Perception, attitude and knowledge of sickle cell anaemia among students of a Nigerian University.
Background: There is a high prevalence of the S gene in the African population. The economic, social and psychological burden the disease possesses on sufferers and caregivers necessitates fundamental knowledge of the disease.
Methods: A total of 500 students (male=340, female=160; mean age, 24±4.5 years) drawn from various faculties and departments and different study levels in University of Benin, Nigeria were studied. This cross-sectional study was conducted between January 2006 and September 2006. Data were collected using a questionnaire containing both open and close ended questions developed by the authors. Data were analyzed descriptively.

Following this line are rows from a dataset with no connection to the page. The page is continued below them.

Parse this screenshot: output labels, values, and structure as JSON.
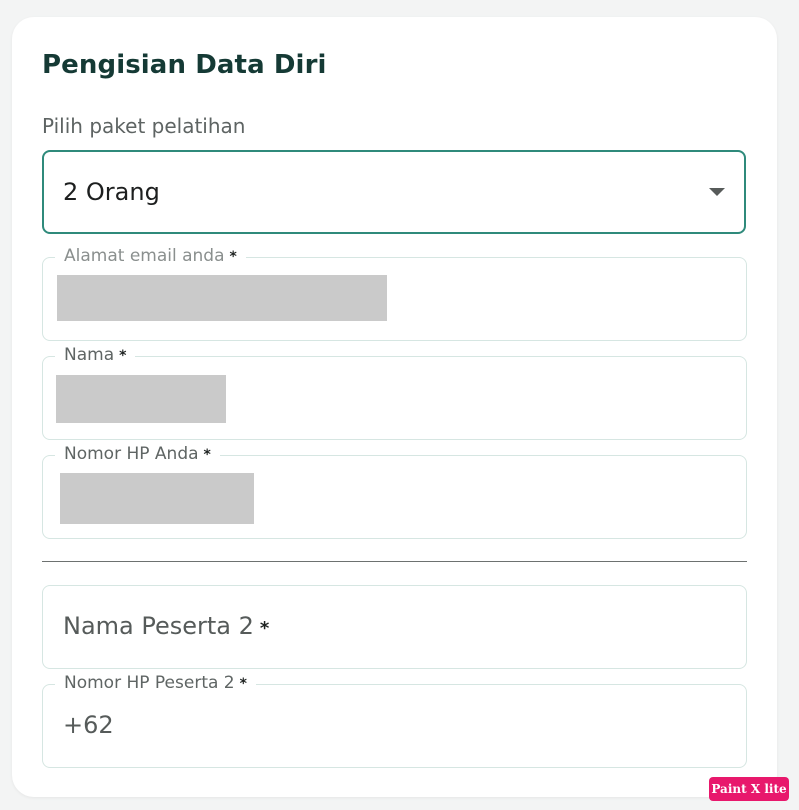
{
  "form": {
    "title": "Pengisian Data Diri",
    "package_select": {
      "label": "Pilih paket pelatihan",
      "value": "2 Orang"
    },
    "fields": {
      "email": {
        "label": "Alamat email anda",
        "required_mark": "*"
      },
      "name": {
        "label": "Nama",
        "required_mark": "*"
      },
      "phone": {
        "label": "Nomor HP Anda",
        "required_mark": "*"
      },
      "participant2_name": {
        "placeholder": "Nama Peserta 2",
        "required_mark": "*"
      },
      "participant2_phone": {
        "label": "Nomor HP Peserta 2",
        "required_mark": "*",
        "value": "+62"
      }
    }
  },
  "watermark": {
    "text": "Paint X lite"
  },
  "colors": {
    "title": "#153a35",
    "accent_border": "#2f8a7b",
    "field_border": "#d6e6e2",
    "redaction": "#cacaca",
    "badge": "#e8186c"
  }
}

Results: A majority of the respondents (82.6%) had an appropriate knowledge of the clinical characteristics peculiar to sickle cell anaemia. Respondents attitudes towards positive haemoglobin SS foetus was no termination of pregnancy (45.2%) with religious convictions (32.6%) and right to life (21.2%) as the main reasons given. Avoidance of suffering (50.8%) both to the carrier and caregiver was the main reason given in favor of therapeutic abortion.
Conclusions: The need for increased enlightenment cannot be over emphasized. It is recommended that genetic counseling be made a vital aspect of the curriculum irrespective of faculties/departments of admission as a means of controlling the sickle cell disease.
Keywords: Sickle cell anaemia, Perception, Attitude, Knowledge, Nigeria
Metrics powered by PLOS ALM